My dad grew up on a dairy farm in Kentucky, and I have great memories of spending a week every summer there. He would walk the fields with us and take us down to the barn when they were milking. It was always a peaceful week with little routine. The pace was slow and relaxing.
Right now I have started leading a Bible study that is called Scouting the Divine; the first part focuses on the many references to sheep in the Bible. I wanted to know more about farm life and particularly sheep. Since sheep were also used for their wool to make clothes during colonial times, I thought learning more about them would help me with my writing.
Last week Clark Mizzel, the owner of Red Fern Farm, took John and me on a tour of his flock of sheep.
Rather than having a sheep dog, he has donkeys to guard his sheep. This is Lucy and her son Dilly Bean. Donkeys have a natural antipathy for canines, such as coyotes, dogs, and foxes, who are predators to sheep. Just their size intimidates coyotes, and they can kill with their hooves. As you can tell, they were both quite curious about me. At one point, Lucy dedided that Dilly Bean was getting too much attention and pushed him away. (I thought donkeys were much taller than this!)
Both of them posed for John’s camera, and here is Dilly Bean by himself.
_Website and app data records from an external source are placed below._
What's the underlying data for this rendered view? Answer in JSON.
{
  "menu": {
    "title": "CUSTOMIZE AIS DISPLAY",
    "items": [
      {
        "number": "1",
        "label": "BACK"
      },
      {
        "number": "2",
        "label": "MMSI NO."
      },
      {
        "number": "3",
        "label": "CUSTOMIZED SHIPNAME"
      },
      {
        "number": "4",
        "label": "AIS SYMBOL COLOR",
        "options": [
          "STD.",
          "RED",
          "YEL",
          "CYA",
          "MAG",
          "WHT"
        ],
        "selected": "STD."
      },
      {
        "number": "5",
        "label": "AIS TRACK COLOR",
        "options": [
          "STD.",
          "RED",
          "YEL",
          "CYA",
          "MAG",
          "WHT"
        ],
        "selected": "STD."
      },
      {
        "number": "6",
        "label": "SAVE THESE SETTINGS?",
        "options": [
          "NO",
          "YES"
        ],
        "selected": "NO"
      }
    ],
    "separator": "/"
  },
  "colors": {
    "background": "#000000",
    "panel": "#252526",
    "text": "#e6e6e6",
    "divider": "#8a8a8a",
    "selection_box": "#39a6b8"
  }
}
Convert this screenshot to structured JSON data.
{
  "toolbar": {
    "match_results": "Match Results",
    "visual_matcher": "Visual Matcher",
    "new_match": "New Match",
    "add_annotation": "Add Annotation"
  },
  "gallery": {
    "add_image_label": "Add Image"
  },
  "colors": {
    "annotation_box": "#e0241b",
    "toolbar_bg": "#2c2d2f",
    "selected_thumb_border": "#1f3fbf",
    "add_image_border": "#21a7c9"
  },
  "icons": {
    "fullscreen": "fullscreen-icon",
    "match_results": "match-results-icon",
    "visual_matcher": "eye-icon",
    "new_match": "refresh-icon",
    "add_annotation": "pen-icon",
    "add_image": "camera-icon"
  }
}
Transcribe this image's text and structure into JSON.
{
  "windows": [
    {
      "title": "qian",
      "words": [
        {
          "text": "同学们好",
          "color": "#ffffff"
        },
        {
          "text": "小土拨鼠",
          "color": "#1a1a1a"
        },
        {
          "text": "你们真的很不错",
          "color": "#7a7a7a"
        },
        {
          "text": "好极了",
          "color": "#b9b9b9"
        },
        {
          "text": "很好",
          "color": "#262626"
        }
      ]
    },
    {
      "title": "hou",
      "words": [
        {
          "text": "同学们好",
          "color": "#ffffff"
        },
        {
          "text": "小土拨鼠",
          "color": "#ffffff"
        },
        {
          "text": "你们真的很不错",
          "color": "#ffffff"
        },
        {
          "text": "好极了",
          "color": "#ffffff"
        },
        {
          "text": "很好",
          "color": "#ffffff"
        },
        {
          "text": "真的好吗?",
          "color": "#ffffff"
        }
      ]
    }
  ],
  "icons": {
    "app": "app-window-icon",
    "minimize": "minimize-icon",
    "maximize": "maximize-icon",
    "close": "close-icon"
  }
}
The Mizzels raise Tunis sheep, originally from Tunisia, hence the name. They were imported to America in 1799. The two characteristics that make them stand out are their cream-colored wool and reddish/brown faces and legs. Twins are born frequently to this breed, and they don’t have horns.
Because sheep have a “flight zone,” they didn’t allow us to get close to them in the field. Clark said he starts talking to them before he enters their pasture, because they have excellent hearing. The zoom on John’s helped bring them closer to us.
The ewes teach their lambs about what not to eat in the fields; lemon grass, switch grass, and horse nettles are poisonous. This flock is grass fed, and there are fifty acres in pasture on this farm. With that much open space, they certainly don’t get bored with their surroundings.
There are portable shelters, as well as trees, in each pasture for their shade. Plenty of water is available, also. Ethel, Lucy, and Carmen are some of the names of the sheep.
As you can see, these sheep are content. Just watching them as they moved peacefully around the pasture and then lay down for a while, it reminded me of that most familiar Psalm 23 with the words of “He maketh me to lie down in green pastures.”
Clark told us that donkeys pick up on routines, and they don’t have a flight zone. I believe I can attest to the fact that they are quite curious, also, and like to be petted. In fact, Lucy pushed Dilly Bean away from me at one point; she wanted all the attention herself. Another thing Clark pointed out was that donkeys can be quite cooperative if they so choose.
They welcomed us into this pasture.
The sheep’s wool is made into blankets in a mill on Prince Edward Island, and they can be bought at the farm. You will enjoy looking at their web site at www.redfernfarms.com.
These sheep were more curious about us in their close quarters. In fact, the brown one came charging out to welcome us. Their names are Ricky and Fred.
Why they were less skittish than the ones in the large pasture, I don’t know. But this one enjoyed posing for John’s camera. Clark was kind enough to share some small bags of wool with me; some from the lambs and the adults. They are both soft and thick, but the lamb’s wool is softer.